● **Exercise brief**: Once more, print the records exactly as given.

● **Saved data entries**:

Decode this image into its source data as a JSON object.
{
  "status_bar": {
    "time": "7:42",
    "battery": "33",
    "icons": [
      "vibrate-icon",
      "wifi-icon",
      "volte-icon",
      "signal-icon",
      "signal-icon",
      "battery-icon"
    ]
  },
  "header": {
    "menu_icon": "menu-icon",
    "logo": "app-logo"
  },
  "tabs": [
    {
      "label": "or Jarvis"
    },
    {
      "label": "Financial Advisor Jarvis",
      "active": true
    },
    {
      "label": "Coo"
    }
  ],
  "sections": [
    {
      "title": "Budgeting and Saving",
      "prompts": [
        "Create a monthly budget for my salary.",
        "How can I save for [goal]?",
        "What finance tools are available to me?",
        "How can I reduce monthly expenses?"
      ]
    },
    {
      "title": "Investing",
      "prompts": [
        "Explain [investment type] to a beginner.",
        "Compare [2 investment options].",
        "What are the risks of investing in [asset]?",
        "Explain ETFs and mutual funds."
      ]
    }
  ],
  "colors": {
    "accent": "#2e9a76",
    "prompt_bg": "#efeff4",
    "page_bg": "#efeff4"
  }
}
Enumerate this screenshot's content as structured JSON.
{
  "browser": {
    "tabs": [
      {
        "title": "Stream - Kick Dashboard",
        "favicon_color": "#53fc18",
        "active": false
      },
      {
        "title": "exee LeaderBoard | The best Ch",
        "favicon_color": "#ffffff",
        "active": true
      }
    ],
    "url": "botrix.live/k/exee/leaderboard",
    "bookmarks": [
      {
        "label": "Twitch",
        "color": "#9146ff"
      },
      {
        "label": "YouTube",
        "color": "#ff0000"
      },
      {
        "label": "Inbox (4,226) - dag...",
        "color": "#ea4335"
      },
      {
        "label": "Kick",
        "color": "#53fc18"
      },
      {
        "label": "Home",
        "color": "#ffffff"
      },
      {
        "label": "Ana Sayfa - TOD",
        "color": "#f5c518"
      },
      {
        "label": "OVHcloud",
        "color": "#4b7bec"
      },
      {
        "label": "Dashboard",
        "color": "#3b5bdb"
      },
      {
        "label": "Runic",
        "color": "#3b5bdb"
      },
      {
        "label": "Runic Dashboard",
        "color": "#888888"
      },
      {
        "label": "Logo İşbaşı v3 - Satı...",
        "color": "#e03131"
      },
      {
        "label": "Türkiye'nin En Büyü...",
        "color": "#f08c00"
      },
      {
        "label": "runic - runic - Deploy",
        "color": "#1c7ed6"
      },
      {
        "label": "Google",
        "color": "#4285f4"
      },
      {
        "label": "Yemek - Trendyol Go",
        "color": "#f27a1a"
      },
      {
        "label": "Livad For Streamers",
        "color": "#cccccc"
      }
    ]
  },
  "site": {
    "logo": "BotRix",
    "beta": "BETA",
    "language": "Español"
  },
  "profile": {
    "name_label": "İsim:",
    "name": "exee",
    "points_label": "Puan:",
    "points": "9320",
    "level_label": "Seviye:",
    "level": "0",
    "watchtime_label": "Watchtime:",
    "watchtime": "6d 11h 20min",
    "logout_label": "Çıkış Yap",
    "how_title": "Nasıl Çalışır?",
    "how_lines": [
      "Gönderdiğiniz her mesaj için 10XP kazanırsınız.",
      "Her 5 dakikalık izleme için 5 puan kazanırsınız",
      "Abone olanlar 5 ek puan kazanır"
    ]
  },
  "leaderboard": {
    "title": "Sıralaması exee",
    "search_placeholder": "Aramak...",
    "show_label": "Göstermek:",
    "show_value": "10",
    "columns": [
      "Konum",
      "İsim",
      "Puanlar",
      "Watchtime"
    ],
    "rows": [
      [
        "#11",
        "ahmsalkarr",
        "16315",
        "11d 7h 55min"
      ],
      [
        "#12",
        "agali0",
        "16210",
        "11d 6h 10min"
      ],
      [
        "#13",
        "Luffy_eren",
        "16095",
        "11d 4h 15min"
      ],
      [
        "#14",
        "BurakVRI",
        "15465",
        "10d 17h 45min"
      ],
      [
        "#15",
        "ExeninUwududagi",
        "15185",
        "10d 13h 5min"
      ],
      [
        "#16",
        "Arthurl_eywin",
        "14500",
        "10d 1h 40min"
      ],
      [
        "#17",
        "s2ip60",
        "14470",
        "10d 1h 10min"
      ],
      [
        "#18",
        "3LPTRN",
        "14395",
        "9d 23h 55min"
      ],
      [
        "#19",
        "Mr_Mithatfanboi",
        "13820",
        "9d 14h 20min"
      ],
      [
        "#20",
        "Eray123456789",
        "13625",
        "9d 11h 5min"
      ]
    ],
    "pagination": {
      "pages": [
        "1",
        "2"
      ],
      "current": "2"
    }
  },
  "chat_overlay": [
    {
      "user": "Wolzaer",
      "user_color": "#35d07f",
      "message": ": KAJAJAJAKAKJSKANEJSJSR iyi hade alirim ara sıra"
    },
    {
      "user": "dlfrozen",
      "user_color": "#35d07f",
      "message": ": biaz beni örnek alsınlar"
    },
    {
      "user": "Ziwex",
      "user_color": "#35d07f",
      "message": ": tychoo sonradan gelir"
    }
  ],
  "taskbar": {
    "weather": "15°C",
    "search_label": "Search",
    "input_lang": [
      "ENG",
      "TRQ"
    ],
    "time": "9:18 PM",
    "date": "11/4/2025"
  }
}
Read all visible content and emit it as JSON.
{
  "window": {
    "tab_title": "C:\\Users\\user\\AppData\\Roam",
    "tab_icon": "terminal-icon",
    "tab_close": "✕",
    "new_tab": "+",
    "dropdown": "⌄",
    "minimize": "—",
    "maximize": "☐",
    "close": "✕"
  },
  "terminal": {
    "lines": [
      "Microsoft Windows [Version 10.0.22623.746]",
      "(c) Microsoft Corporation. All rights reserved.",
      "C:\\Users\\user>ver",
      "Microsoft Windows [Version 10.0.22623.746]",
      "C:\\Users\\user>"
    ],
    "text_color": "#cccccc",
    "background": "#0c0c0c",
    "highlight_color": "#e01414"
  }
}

● **Written answer**:
Decode this image into its source data as a JSON object.
{
  "status_bar": {
    "time": "7:42",
    "battery": "33",
    "icons": [
      "vibrate-icon",
      "wifi-icon",
      "volte-icon",
      "signal-icon",
      "signal-icon",
      "battery-icon"
    ]
  },
  "header": {
    "menu_icon": "menu-icon",
    "logo": "app-logo"
  },
  "tabs": [
    {
      "label": "or Jarvis"
    },
    {
      "label": "Financial Advisor Jarvis",
      "active": true
    },
    {
      "label": "Coo"
    }
  ],
  "sections": [
    {
      "title": "Budgeting and Saving",
      "prompts": [
        "Create a monthly budget for my salary.",
        "How can I save for [goal]?",
        "What finance tools are available to me?",
        "How can I reduce monthly expenses?"
      ]
    },
    {
      "title": "Investing",
      "prompts": [
        "Explain [investment type] to a beginner.",
        "Compare [2 investment options].",
        "What are the risks of investing in [asset]?",
        "Explain ETFs and mutual funds."
      ]
    }
  ],
  "colors": {
    "accent": "#2e9a76",
    "prompt_bg": "#efeff4",
    "page_bg": "#efeff4"
  }
}
Enumerate this screenshot's content as structured JSON.
{
  "browser": {
    "tabs": [
      {
        "title": "Stream - Kick Dashboard",
        "favicon_color": "#53fc18",
        "active": false
      },
      {
        "title": "exee LeaderBoard | The best Ch",
        "favicon_color": "#ffffff",
        "active": true
      }
    ],
    "url": "botrix.live/k/exee/leaderboard",
    "bookmarks": [
      {
        "label": "Twitch",
        "color": "#9146ff"
      },
      {
        "label": "YouTube",
        "color": "#ff0000"
      },
      {
        "label": "Inbox (4,226) - dag...",
        "color": "#ea4335"
      },
      {
        "label": "Kick",
        "color": "#53fc18"
      },
      {
        "label": "Home",
        "color": "#ffffff"
      },
      {
        "label": "Ana Sayfa - TOD",
        "color": "#f5c518"
      },
      {
        "label": "OVHcloud",
        "color": "#4b7bec"
      },
      {
        "label": "Dashboard",
        "color": "#3b5bdb"
      },
      {
        "label": "Runic",
        "color": "#3b5bdb"
      },
      {
        "label": "Runic Dashboard",
        "color": "#888888"
      },
      {
        "label": "Logo İşbaşı v3 - Satı...",
        "color": "#e03131"
      },
      {
        "label": "Türkiye'nin En Büyü...",
        "color": "#f08c00"
      },
      {
        "label": "runic - runic - Deploy",
        "color": "#1c7ed6"
      },
      {
        "label": "Google",
        "color": "#4285f4"
      },
      {
        "label": "Yemek - Trendyol Go",
        "color": "#f27a1a"
      },
      {
        "label": "Livad For Streamers",
        "color": "#cccccc"
      }
    ]
  },
  "site": {
    "logo": "BotRix",
    "beta": "BETA",
    "language": "Español"
  },
  "profile": {
    "name_label": "İsim:",
    "name": "exee",
    "points_label": "Puan:",
    "points": "9320",
    "level_label": "Seviye:",
    "level": "0",
    "watchtime_label": "Watchtime:",
    "watchtime": "6d 11h 20min",
    "logout_label": "Çıkış Yap",
    "how_title": "Nasıl Çalışır?",
    "how_lines": [
      "Gönderdiğiniz her mesaj için 10XP kazanırsınız.",
      "Her 5 dakikalık izleme için 5 puan kazanırsınız",
      "Abone olanlar 5 ek puan kazanır"
    ]
  },
  "leaderboard": {
    "title": "Sıralaması exee",
    "search_placeholder": "Aramak...",
    "show_label": "Göstermek:",
    "show_value": "10",
    "columns": [
      "Konum",
      "İsim",
      "Puanlar",
      "Watchtime"
    ],
    "rows": [
      [
        "#11",
        "ahmsalkarr",
        "16315",
        "11d 7h 55min"
      ],
      [
        "#12",
        "agali0",
        "16210",
        "11d 6h 10min"
      ],
      [
        "#13",
        "Luffy_eren",
        "16095",
        "11d 4h 15min"
      ],
      [
        "#14",
        "BurakVRI",
        "15465",
        "10d 17h 45min"
      ],
      [
        "#15",
        "ExeninUwududagi",
        "15185",
        "10d 13h 5min"
      ],
      [
        "#16",
        "Arthurl_eywin",
        "14500",
        "10d 1h 40min"
      ],
      [
        "#17",
        "s2ip60",
        "14470",
        "10d 1h 10min"
      ],
      [
        "#18",
        "3LPTRN",
        "14395",
        "9d 23h 55min"
      ],
      [
        "#19",
        "Mr_Mithatfanboi",
        "13820",
        "9d 14h 20min"
      ],
      [
        "#20",
        "Eray123456789",
        "13625",
        "9d 11h 5min"
      ]
    ],
    "pagination": {
      "pages": [
        "1",
        "2"
      ],
      "current": "2"
    }
  },
  "chat_overlay": [
    {
      "user": "Wolzaer",
      "user_color": "#35d07f",
      "message": ": KAJAJAJAKAKJSKANEJSJSR iyi hade alirim ara sıra"
    },
    {
      "user": "dlfrozen",
      "user_color": "#35d07f",
      "message": ": biaz beni örnek alsınlar"
    },
    {
      "user": "Ziwex",
      "user_color": "#35d07f",
      "message": ": tychoo sonradan gelir"
    }
  ],
  "taskbar": {
    "weather": "15°C",
    "search_label": "Search",
    "input_lang": [
      "ENG",
      "TRQ"
    ],
    "time": "9:18 PM",
    "date": "11/4/2025"
  }
}
Read all visible content and emit it as JSON.
{
  "window": {
    "tab_title": "C:\\Users\\user\\AppData\\Roam",
    "tab_icon": "terminal-icon",
    "tab_close": "✕",
    "new_tab": "+",
    "dropdown": "⌄",
    "minimize": "—",
    "maximize": "☐",
    "close": "✕"
  },
  "terminal": {
    "lines": [
      "Microsoft Windows [Version 10.0.22623.746]",
      "(c) Microsoft Corporation. All rights reserved.",
      "C:\\Users\\user>ver",
      "Microsoft Windows [Version 10.0.22623.746]",
      "C:\\Users\\user>"
    ],
    "text_color": "#cccccc",
    "background": "#0c0c0c",
    "highlight_color": "#e01414"
  }
}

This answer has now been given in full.